Being, as we are, known for training business people in communication skills, we are often called aside at functions to give advice on communication problems.
I sometimes feel like a doctor at a party; “I get this pain after meals, Doc, just here – what do you think it could be?” However, most people are well meaning and often their problem is quick and simple to answer; and I just put it down to relationship building!
At one recent function, the business man sitting at the same table was obviously interested when I was introduced, and as I was sure it wasn’t my personal charms I decided he wanted my advice – and I was right.
After the formal activities were over he made a beeline for me, and gradually edged me out of the throng. Had I been somewhat younger I would have been intrigued by the manoeuvre and probably expecting a different outcome, however I am wiser now. When we were somewhat isolated he poured out his troubles.
He had recently become the financial officer of a rather well known company and as such it was his responsibility to deliver the financial report to the regular monthly meetings. He was spectacularly incompetent at it. The General Manager had told him that his report left the people more confused than they were at the start – and he suggested that he take steps to improve. The situation was ominous!
But my lunch companion did not know how to change – he had delivered the report the way he was taught and had no idea what was wrong or how he could change.
On the face of it, it didn’t seem such a problem really; I mean what could be the difficulty in presenting a load of facts or figures. He assured me that those at the meeting were well conversant with reading financial statements (and let’s face it, not every one is) – so where did the difficulty lie?
It was a challenge, and I mentally re-arranged my afternoon’s activities and focused my mind on this problem.

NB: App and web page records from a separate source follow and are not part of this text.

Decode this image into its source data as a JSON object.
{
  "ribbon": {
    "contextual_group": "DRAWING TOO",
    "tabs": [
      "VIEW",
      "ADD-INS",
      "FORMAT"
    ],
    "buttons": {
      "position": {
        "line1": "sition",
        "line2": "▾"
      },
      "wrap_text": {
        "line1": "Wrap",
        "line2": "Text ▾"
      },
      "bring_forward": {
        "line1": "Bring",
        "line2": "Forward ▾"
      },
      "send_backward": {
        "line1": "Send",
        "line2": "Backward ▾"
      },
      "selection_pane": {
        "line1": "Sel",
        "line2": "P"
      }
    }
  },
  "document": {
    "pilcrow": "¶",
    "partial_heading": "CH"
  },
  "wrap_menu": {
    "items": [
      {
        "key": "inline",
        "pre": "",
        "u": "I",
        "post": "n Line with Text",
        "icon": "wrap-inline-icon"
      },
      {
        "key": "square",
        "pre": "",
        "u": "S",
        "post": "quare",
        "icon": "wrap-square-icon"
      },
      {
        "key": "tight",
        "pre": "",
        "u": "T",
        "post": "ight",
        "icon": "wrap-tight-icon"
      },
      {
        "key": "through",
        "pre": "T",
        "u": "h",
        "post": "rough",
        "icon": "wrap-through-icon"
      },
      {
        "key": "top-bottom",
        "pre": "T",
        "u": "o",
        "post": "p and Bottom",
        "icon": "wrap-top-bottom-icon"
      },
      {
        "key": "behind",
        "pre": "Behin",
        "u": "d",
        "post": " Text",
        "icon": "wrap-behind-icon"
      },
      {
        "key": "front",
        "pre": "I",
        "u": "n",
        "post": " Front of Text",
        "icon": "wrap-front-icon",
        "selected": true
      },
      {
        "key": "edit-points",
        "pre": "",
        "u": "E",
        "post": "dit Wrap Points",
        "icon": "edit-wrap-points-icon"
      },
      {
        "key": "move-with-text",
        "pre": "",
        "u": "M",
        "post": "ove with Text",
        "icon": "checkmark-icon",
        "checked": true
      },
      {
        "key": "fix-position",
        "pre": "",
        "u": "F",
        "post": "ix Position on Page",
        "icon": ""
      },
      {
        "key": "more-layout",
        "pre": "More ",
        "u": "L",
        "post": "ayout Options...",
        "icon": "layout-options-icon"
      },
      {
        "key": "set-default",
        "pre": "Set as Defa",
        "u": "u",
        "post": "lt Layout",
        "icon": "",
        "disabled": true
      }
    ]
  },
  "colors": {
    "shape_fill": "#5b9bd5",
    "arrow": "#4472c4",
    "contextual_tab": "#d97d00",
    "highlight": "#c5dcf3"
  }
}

Subtle (and not so subtle) questioning revealed that it was not just the facts and the figures that had to be addressed. There were opinions on outcomes; suggestions for changes; decisions to be justified or explanations as to why certain ideas were unworkable.
It was soon obvious that while he knew the financial facts upside down and backwards, he had real difficulty in constructing a coherent communication which addressed all the other issues.
When I suggested that he should undertake one of our workshops, he demurred; he could not see the sense in it. After all, he said, he did not give presentations in his job, he just had difficulty with the financial reports.
Of course what he did not understand that was he was doing was presenting the financial report; it was there on the agenda for all to see “Presentation of the Financial Report”. It was not merely a matter of facts and figures, it was a communication problem; it was a presentation problem.
I explained to the hapless lad that he was just as much a presenter as any member of the sales team; that he too was required to understand the three aims of business communication, and to construct his report to achieve them.
The three aims of business communication? Surely you have not forgotten!!
First – To inform. To give the facts and the figure, to outline the details; to get the information into the hands of those that need it.
Second – To instruct. To explain what is needed to be done, to details the what, when, where and why.
Thirdly – To inspire. To create a mutually agreement on outcomes; to achieve a willingness to co-operate and to develop trust.
If you consider the communication that you engage in you will recognise that often your aim is all three at the same time; and that is quite usual and most of us will be able to address the situation quite competently.
Not so my lunch companion.
I had to point out that in giving considered opinions as to whether a certain course of action was financially viable, he was informing them of reasons, instructing them on outcomes and inspiring them to agreement.
Or when he had to answer questions about the impact of certain facts and figures, he was informing them of reasons, instructing them on outcomes and inspiring them to agreement.
And to cut the whole process much shorter than that afternoon took, what he was engaged in was a presentation of the financial situation of the company at that point in time, and to do that he needed to understand the whole communication process and to learn how to deliver his report to achieve the aims.
Eventually he agreed, and he came to the workshop. At the end of the day he once again manoeuvred me to one side! This time he was excited at the information he had gathered and finally realised that he was really engaged in the whole art of presentation; and this time he thought he knew what was expected.
I was amused; I had never seen anyone so excited at the prospect of presenting a financial report before.
About two weeks later he phoned me, and was almost incoherent with excitement. He had just delivered his first report using the techniques that we had taught him. The General Manager had taken him to one side (I knew that feeling) and complimented him on his improvement; and so he now had a sense of achievement as well as in improved sense of security.
Business Communication is quite simple to understand if we realise we all need to achieve at least one of the communication aims, and probably all three at the same time, regardless of the position we hold.
If you feel that is going to be hard for you why not manoeuvre either one of us aside at the next function we both attend – after all if we can create a work of art from a financial report I think we are now ready to take on the world.
Michele @ Trischel